BEGIN EXERCISE MATERIALS

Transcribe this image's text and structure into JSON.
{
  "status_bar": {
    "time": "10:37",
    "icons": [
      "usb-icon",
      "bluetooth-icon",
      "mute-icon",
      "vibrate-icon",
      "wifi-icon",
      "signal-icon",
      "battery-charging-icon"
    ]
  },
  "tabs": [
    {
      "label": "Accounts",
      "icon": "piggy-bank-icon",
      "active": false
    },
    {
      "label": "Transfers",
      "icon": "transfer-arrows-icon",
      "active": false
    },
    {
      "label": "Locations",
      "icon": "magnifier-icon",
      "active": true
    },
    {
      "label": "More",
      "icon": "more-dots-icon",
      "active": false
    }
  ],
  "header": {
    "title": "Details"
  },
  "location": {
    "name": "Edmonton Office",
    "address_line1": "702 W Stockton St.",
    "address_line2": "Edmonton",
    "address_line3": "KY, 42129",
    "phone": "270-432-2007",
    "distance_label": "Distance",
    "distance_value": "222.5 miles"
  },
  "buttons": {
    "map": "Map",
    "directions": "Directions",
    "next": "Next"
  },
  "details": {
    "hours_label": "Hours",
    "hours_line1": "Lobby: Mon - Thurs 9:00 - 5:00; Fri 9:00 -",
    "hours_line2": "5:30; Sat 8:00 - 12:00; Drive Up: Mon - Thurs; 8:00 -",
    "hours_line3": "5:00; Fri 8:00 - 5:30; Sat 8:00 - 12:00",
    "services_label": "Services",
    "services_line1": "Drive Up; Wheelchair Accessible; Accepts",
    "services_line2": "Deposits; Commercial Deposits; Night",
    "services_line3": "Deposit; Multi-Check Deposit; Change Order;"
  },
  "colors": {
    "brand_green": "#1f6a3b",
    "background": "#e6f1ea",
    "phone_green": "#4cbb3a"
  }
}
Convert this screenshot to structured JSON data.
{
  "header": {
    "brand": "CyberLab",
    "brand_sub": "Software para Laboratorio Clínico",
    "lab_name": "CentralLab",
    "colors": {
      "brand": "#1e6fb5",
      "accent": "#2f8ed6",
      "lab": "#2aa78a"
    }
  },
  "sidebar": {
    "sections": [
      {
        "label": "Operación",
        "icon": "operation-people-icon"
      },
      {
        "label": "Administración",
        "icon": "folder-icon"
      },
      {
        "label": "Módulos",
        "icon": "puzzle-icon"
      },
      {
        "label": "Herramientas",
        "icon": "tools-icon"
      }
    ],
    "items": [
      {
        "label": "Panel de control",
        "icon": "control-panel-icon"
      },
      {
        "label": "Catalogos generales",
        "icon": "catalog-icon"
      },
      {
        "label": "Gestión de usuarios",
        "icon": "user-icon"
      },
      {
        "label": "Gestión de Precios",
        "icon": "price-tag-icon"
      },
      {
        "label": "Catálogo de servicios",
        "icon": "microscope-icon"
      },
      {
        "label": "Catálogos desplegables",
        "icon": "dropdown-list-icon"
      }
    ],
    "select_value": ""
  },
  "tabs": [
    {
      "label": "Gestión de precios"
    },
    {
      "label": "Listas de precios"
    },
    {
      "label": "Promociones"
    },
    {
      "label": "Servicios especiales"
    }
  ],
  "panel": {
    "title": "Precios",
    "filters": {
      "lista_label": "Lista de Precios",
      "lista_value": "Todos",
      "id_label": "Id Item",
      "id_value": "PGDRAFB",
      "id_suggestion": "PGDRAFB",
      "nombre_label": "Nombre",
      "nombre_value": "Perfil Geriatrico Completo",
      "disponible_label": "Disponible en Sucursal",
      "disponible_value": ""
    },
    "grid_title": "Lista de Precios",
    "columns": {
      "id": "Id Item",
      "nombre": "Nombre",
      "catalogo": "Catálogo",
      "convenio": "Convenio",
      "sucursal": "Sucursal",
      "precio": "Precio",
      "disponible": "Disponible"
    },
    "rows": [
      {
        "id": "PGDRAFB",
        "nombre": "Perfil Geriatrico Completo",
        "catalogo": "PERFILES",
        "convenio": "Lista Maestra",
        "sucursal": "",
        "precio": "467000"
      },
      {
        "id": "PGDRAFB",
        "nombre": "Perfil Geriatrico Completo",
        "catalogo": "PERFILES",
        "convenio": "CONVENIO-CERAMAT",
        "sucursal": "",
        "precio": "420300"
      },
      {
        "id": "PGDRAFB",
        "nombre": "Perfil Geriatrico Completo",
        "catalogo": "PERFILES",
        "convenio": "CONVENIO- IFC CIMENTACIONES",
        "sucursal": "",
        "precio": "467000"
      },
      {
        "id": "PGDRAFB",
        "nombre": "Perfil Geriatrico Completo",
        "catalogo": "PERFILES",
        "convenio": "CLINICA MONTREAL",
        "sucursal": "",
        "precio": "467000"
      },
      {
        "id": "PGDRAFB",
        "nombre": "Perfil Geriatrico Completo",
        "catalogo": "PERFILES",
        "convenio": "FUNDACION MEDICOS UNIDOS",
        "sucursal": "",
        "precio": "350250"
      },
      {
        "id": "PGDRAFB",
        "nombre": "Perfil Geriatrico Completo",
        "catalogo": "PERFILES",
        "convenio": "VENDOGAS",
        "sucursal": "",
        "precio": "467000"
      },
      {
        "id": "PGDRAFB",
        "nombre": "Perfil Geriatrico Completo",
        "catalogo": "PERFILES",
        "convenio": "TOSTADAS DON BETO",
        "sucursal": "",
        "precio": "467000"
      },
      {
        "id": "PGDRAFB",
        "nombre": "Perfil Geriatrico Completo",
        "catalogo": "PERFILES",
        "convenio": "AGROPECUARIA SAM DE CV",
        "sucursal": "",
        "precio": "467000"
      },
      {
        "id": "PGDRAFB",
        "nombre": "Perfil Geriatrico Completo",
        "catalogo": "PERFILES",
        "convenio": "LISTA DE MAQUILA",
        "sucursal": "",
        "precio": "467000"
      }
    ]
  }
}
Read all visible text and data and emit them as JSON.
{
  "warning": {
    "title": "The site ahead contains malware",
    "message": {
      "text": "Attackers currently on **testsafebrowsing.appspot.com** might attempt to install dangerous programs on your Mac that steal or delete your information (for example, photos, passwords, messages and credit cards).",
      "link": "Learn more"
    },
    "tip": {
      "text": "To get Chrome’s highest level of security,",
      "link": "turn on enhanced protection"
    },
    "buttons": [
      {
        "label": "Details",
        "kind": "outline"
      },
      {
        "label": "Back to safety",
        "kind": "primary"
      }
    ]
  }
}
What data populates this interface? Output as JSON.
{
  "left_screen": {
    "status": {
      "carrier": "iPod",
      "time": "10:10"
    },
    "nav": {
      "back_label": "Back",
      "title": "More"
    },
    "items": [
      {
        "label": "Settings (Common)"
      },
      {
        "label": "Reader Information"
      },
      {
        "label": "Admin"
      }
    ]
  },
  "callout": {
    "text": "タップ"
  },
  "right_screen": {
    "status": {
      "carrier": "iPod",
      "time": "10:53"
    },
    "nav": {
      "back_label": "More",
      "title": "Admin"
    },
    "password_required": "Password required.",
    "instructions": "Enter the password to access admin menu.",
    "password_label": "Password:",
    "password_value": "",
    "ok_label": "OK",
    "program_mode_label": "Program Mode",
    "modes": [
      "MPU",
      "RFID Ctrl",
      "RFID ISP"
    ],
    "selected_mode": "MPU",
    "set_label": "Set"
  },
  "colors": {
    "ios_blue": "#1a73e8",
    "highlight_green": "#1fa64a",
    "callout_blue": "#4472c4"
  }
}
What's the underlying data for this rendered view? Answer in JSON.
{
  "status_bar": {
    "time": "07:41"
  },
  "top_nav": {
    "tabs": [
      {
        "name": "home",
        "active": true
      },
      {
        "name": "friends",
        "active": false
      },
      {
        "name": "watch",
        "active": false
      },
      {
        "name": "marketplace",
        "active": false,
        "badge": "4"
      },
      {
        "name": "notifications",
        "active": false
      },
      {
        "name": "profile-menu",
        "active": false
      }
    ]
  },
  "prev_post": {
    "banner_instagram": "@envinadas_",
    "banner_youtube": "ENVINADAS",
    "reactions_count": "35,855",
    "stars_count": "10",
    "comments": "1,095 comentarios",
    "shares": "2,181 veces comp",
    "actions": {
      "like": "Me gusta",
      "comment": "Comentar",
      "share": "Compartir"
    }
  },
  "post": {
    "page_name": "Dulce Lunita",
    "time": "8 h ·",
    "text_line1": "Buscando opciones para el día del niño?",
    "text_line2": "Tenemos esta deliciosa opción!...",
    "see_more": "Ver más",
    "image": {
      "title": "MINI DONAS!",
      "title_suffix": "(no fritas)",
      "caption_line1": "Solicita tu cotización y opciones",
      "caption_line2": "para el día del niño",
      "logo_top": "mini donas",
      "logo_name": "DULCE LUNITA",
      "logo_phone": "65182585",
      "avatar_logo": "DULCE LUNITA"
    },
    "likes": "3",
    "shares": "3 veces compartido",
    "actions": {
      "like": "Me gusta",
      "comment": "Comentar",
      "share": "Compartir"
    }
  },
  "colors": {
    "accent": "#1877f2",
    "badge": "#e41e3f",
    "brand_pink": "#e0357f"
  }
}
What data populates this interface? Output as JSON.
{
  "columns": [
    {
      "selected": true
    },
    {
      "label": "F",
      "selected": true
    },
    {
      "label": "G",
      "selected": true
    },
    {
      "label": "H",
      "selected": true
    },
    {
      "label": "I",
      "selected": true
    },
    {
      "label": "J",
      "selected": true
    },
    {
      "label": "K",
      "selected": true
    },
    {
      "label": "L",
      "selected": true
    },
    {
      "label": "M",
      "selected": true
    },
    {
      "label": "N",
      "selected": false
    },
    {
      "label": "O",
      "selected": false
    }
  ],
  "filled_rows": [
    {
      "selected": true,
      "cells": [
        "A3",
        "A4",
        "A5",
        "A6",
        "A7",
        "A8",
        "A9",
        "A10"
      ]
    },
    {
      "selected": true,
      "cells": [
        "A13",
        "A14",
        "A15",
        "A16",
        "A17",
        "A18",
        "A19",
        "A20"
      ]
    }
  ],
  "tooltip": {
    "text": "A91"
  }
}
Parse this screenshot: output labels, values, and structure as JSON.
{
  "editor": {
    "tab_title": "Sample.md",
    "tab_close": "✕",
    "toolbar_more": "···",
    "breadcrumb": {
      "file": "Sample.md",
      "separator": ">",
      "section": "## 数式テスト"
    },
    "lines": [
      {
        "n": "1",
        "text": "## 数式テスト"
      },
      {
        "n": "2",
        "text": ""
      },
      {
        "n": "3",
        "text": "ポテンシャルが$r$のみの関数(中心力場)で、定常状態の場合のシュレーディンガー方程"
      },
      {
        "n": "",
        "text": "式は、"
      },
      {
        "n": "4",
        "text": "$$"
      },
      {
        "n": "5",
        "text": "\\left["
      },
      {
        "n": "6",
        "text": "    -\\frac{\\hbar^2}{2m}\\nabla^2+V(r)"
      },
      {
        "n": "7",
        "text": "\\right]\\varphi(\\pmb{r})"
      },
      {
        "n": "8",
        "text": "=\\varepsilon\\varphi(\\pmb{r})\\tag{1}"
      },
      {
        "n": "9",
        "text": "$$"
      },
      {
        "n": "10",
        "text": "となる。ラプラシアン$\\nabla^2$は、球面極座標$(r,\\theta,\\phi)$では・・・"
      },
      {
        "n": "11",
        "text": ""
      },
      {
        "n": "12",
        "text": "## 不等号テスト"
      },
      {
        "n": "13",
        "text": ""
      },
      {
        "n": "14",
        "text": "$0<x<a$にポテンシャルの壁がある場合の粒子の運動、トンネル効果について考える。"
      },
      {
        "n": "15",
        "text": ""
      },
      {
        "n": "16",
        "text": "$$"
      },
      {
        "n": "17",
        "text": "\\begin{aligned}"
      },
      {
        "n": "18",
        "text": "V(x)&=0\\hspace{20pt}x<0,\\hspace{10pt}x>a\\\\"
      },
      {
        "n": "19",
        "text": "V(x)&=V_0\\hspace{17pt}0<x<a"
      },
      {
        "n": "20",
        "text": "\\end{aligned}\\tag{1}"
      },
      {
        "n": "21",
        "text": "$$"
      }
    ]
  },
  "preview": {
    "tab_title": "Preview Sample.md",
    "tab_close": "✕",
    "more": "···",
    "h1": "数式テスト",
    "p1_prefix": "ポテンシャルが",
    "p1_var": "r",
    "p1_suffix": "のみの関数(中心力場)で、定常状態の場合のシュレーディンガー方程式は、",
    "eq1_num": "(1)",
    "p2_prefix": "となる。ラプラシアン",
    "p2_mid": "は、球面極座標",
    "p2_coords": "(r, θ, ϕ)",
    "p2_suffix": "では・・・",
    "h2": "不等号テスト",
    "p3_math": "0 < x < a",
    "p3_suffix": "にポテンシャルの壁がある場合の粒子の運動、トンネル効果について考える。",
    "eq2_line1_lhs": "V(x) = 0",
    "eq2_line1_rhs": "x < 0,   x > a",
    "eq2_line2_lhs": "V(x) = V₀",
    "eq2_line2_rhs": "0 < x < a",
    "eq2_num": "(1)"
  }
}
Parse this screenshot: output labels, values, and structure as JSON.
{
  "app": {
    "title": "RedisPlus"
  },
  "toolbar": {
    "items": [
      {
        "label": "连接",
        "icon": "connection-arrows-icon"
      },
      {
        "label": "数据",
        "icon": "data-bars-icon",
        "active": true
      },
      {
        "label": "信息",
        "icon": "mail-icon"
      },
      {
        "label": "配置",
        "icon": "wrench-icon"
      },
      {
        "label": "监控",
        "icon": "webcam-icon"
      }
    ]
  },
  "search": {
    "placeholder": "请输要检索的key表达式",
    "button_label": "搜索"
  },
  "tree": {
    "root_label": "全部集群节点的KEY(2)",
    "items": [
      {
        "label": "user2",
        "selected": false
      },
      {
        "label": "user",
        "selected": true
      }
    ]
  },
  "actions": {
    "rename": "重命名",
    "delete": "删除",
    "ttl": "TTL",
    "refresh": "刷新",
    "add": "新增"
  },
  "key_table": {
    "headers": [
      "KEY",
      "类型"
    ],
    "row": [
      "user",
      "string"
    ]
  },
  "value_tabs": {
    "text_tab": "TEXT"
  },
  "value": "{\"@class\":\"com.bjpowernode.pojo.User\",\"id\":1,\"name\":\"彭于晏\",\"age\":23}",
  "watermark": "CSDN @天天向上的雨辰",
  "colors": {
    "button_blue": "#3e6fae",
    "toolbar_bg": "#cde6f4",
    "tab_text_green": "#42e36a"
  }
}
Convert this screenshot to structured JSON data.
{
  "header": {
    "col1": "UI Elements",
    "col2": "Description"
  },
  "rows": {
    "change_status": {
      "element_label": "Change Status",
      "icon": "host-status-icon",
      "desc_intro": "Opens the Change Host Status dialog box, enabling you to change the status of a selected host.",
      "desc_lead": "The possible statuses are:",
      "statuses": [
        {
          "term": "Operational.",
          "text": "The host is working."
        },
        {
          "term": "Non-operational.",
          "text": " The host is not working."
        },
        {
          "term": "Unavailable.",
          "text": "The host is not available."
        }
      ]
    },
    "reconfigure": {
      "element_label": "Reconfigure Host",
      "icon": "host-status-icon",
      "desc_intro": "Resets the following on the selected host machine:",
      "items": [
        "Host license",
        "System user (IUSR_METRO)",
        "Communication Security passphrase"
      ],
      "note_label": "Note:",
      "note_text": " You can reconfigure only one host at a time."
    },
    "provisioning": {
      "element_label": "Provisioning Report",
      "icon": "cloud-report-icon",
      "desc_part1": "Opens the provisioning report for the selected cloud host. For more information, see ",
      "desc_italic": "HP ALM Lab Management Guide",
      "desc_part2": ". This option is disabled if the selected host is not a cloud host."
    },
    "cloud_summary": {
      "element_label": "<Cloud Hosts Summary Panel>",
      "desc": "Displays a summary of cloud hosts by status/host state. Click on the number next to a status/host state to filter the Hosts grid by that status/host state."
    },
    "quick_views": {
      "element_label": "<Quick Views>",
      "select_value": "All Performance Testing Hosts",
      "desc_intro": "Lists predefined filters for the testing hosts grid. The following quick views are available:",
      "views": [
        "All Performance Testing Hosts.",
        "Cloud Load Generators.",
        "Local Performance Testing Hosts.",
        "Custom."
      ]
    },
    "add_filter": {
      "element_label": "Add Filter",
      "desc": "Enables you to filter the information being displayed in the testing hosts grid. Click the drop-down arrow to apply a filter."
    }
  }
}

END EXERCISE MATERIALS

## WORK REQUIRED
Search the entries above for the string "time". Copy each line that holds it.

## WRITTEN SOLUTION
    "time": "10:37",
      "time": "10:10"
      "time": "10:53"
    "time": "07:41"
    "time": "8 h ·",
      "note_text": " You can reconfigure only one host at a time."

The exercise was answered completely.